With a similar argument, the time is not infinite but is actually finite in the case of Achilles and the tortoise.
God has found a way to pay infinite money as the little man has prayed for. It is because 1+1/2+1/3+...=+∞
Something is wrong with the infinite sum (+1)+(-1)+(+1)+(-1)+... at the left side of the poster created by Georgia and Elias (B1). Perhaps this sum does not exist.
4. Infinite sums and paradoxes - part B
The Von Koch snowflake is a fractal with this paradox: While its surface is finite, its perimeter is infinite. This is due to the fact that its construction has infinite stages. In each stage, the perimeter becomes 4/3 greater than what it was in the previous stage.
The construction stages are illustrated in detail in the next image. Click on the button "start" to view them (source)
5. Hilbert's infinite hotel and the many infinities
The German mathematician David Hilbert (23 Jenuary 1862 - 14 February 1943) devised a story about an infinite hotel in order to show the complexity of infinity. You will be surprised with the capability of this hotel:
So, it sounds "outrageous" the set of natural numbers to be equal in number with the set of even numbers. The Set Theory, a branch of Maths, introduces the "cardinal" of a set to count its elements. From this point of view, the set of natural numbers and the set of even numbers have the same cardinal. But this is not the case for the set of real numbers, which has a different cardinal.
In the next poster it is illustrated the "Cantor's diagonal argument" a way to prove that there can not exist a 1-1 and over mapping from the set of natural numbers to the set of real numbers which explains why the two sets have different cardinals.
On the right side of the poster are presented some of the cardinals:
6. The mathematical induction
Natural numbers have got this characteristic: There exists a first (minimal) natural number and for each natural number there exists a succesive one. In this structure is based the "mathematical induction", a proof process which resembles to "domino":
Here there are some statements and their proofs with mathematical induction.
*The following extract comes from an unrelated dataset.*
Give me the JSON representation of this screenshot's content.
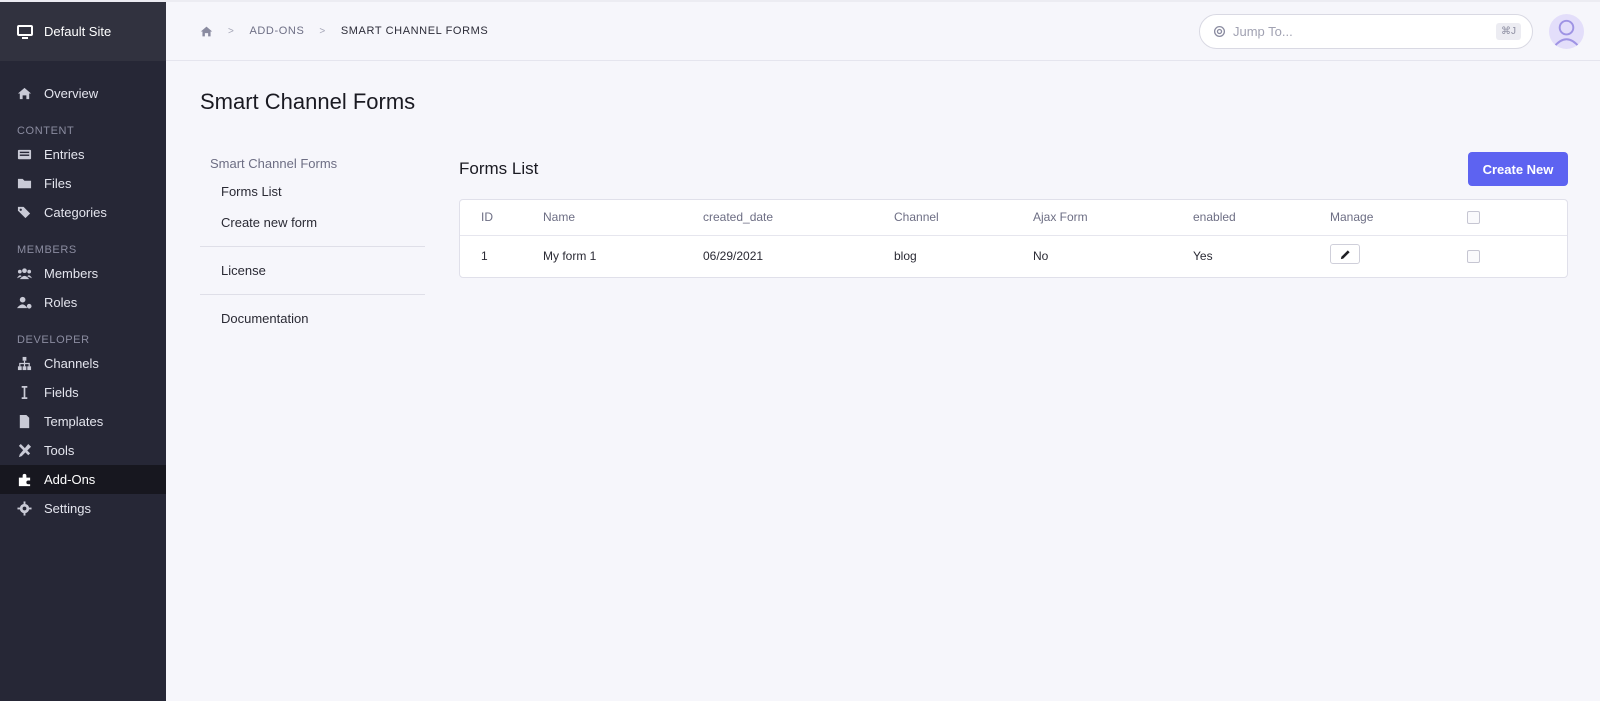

7. Regularities in irrational numbers
The number pi (π) has got infinite decimal digits that do not form some periodicity or any other kind of regularity. This is a characteristic of all irrationals. But when it is written "otherwise" some regularity is evident.
...this "otherwise" refers to continuous fractions. In the right side of the poster there are presented the continuous fractions of the numbers φ (with just units) and π.
In the following pdf file there are more examples.
8. The digits of number π with elastic collisions
Let's get back to the decimal digits of number π. Infinite with no regularities. But there is something interesting on them, as shown in the video:
This site is mastered by Irini Perissinaki iriniper[ατ]sch.gr